Following my epic adventure to Iceland, I was asked by Saal Digital to review their photo book services, and so set about designing something a little more than your average photo book (being a designer has its advantages!) There are a variety of ways to put your books together – using Saal’s own software that you must download, automatic builder whereby you just upload images, or the DIY approach where, like me, you design using InDesign and upload a PDF as you would with any other print job.
Now, the confusion comes when you want to do the last option; naturally, as a professional designer you know how print jobs are set up, you know that pages must be set in multiples of four, you know what presets to export your document at, what to do if you want full bleed, all that jazz. So to be on the safe side I downloaded Saal’s InDesign templates, which in my mind weren’t set up correctly at all – only spreads, not multiples of 4 – and no explanation as to why. Where then is the first and last page? The inside cover?
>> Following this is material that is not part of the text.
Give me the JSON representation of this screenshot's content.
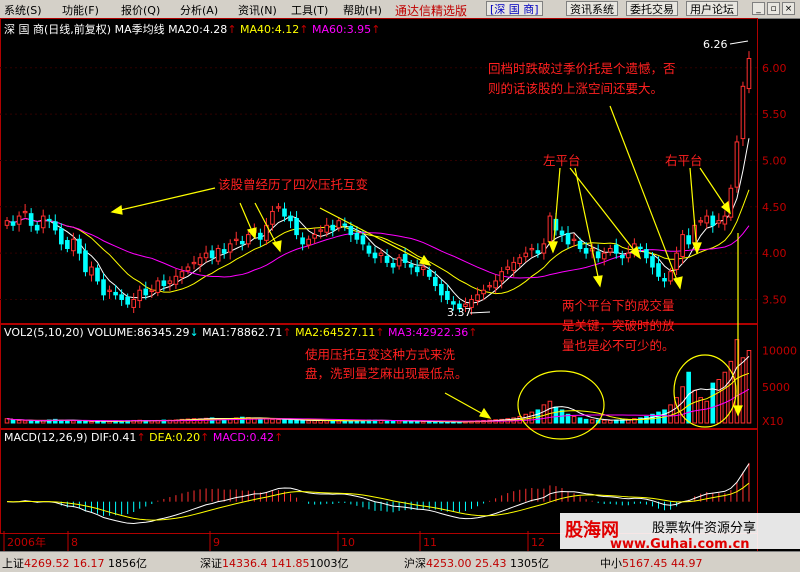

I emailed about this, to query just how they print their books and to double check that the template meant there would be no inside cover – perhaps they use a blank white page, I thought. They weren’t especially helpful, didn’t seem to understand what I was asking or understand that I actually knew what I was talking about. In the end, I designed the book and just experimented with uploading it to see what worked and what didn’t! It transpires that the inside cover and first page – likewise inside back cover and last page – are printed as a spread, so you can customise them, but this isn’t advertised. The book is bound to lie flat, so this means printed as spreads, not pages, and if you want to include bleed just ensure you export without bleed marks. What I was impressed with template wise was the clear inclusion of the spine so that you can include custom text (without trying to work out thickness).
I opted to try the standard glossy unpadded cover, with matte internal pages. It’s a well built, sturdy book; gloss is great to prevent obvious scratching, whilst of course matte always feels nicer to the touch but shows marks. The internal pages have a slight matte sheen to them, lovely and soft, hold the ink well, and have printed with a slightly muted colour palette, which I like! In some places the darker areas of the images do appear very dark, with quite a bit of detail being lost, but to some extent this always happens with darker images in print, and depends on a variety of factors.
It’s so easy to create a book that’s ‘even more’ than a photo book, inject a little personality, document memories, and keep something special forever. I’d recommend trying Saal’s services for a big beautiful coffee table book; I’ll be putting a big one together as soon as I’ve gotten through sorting out the rest of my images!